— Task description —
After reading the data, copy it out in full and exactly.

== Records supplied ==

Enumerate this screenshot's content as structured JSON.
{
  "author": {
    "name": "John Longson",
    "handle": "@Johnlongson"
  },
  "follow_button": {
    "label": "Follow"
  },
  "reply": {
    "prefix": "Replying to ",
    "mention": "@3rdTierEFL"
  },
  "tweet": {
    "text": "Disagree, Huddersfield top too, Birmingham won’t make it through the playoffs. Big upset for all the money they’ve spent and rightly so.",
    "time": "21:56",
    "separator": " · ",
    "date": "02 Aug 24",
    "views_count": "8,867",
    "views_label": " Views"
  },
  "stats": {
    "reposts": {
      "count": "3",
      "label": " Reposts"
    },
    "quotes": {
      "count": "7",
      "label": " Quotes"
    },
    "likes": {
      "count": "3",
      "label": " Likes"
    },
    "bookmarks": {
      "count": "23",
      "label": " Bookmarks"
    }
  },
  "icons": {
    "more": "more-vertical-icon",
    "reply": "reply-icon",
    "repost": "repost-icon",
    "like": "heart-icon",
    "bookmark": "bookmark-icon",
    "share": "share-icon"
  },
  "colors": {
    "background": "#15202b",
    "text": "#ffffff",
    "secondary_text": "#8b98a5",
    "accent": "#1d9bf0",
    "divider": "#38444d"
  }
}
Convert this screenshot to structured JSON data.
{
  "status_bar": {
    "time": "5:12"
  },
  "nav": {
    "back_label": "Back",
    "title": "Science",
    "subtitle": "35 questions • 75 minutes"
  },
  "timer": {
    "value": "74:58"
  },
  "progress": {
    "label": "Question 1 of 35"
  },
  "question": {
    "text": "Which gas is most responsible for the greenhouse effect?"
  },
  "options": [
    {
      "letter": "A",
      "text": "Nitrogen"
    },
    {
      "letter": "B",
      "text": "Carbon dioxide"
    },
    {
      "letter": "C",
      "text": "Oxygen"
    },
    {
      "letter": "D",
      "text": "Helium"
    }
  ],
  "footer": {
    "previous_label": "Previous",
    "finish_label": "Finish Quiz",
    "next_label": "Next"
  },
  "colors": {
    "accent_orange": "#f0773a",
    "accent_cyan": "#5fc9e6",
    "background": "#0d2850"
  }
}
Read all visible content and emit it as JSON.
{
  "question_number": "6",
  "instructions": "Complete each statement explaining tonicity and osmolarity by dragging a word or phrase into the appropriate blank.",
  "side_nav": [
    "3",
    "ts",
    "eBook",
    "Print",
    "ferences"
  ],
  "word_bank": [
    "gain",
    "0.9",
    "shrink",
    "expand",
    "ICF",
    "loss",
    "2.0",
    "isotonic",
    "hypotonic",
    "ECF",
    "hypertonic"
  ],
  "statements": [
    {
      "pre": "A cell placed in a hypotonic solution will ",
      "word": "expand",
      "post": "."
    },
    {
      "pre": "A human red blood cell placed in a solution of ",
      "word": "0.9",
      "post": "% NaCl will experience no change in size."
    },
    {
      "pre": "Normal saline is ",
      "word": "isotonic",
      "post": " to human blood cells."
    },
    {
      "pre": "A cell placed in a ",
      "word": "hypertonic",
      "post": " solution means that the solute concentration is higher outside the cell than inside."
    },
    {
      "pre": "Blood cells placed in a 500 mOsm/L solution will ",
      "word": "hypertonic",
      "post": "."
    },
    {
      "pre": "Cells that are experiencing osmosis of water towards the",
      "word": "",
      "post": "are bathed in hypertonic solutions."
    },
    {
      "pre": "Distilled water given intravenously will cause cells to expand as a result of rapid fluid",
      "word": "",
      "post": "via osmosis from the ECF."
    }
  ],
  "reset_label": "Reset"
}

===

— Answer for the task —
Enumerate this screenshot's content as structured JSON.
{
  "author": {
    "name": "John Longson",
    "handle": "@Johnlongson"
  },
  "follow_button": {
    "label": "Follow"
  },
  "reply": {
    "prefix": "Replying to ",
    "mention": "@3rdTierEFL"
  },
  "tweet": {
    "text": "Disagree, Huddersfield top too, Birmingham won’t make it through the playoffs. Big upset for all the money they’ve spent and rightly so.",
    "time": "21:56",
    "separator": " · ",
    "date": "02 Aug 24",
    "views_count": "8,867",
    "views_label": " Views"
  },
  "stats": {
    "reposts": {
      "count": "3",
      "label": " Reposts"
    },
    "quotes": {
      "count": "7",
      "label": " Quotes"
    },
    "likes": {
      "count": "3",
      "label": " Likes"
    },
    "bookmarks": {
      "count": "23",
      "label": " Bookmarks"
    }
  },
  "icons": {
    "more": "more-vertical-icon",
    "reply": "reply-icon",
    "repost": "repost-icon",
    "like": "heart-icon",
    "bookmark": "bookmark-icon",
    "share": "share-icon"
  },
  "colors": {
    "background": "#15202b",
    "text": "#ffffff",
    "secondary_text": "#8b98a5",
    "accent": "#1d9bf0",
    "divider": "#38444d"
  }
}
Convert this screenshot to structured JSON data.
{
  "status_bar": {
    "time": "5:12"
  },
  "nav": {
    "back_label": "Back",
    "title": "Science",
    "subtitle": "35 questions • 75 minutes"
  },
  "timer": {
    "value": "74:58"
  },
  "progress": {
    "label": "Question 1 of 35"
  },
  "question": {
    "text": "Which gas is most responsible for the greenhouse effect?"
  },
  "options": [
    {
      "letter": "A",
      "text": "Nitrogen"
    },
    {
      "letter": "B",
      "text": "Carbon dioxide"
    },
    {
      "letter": "C",
      "text": "Oxygen"
    },
    {
      "letter": "D",
      "text": "Helium"
    }
  ],
  "footer": {
    "previous_label": "Previous",
    "finish_label": "Finish Quiz",
    "next_label": "Next"
  },
  "colors": {
    "accent_orange": "#f0773a",
    "accent_cyan": "#5fc9e6",
    "background": "#0d2850"
  }
}
Read all visible content and emit it as JSON.
{
  "question_number": "6",
  "instructions": "Complete each statement explaining tonicity and osmolarity by dragging a word or phrase into the appropriate blank.",
  "side_nav": [
    "3",
    "ts",
    "eBook",
    "Print",
    "ferences"
  ],
  "word_bank": [
    "gain",
    "0.9",
    "shrink",
    "expand",
    "ICF",
    "loss",
    "2.0",
    "isotonic",
    "hypotonic",
    "ECF",
    "hypertonic"
  ],
  "statements": [
    {
      "pre": "A cell placed in a hypotonic solution will ",
      "word": "expand",
      "post": "."
    },
    {
      "pre": "A human red blood cell placed in a solution of ",
      "word": "0.9",
      "post": "% NaCl will experience no change in size."
    },
    {
      "pre": "Normal saline is ",
      "word": "isotonic",
      "post": " to human blood cells."
    },
    {
      "pre": "A cell placed in a ",
      "word": "hypertonic",
      "post": " solution means that the solute concentration is higher outside the cell than inside."
    },
    {
      "pre": "Blood cells placed in a 500 mOsm/L solution will ",
      "word": "hypertonic",
      "post": "."
    },
    {
      "pre": "Cells that are experiencing osmosis of water towards the",
      "word": "",
      "post": "are bathed in hypertonic solutions."
    },
    {
      "pre": "Distilled water given intravenously will cause cells to expand as a result of rapid fluid",
      "word": "",
      "post": "via osmosis from the ECF."
    }
  ],
  "reset_label": "Reset"
}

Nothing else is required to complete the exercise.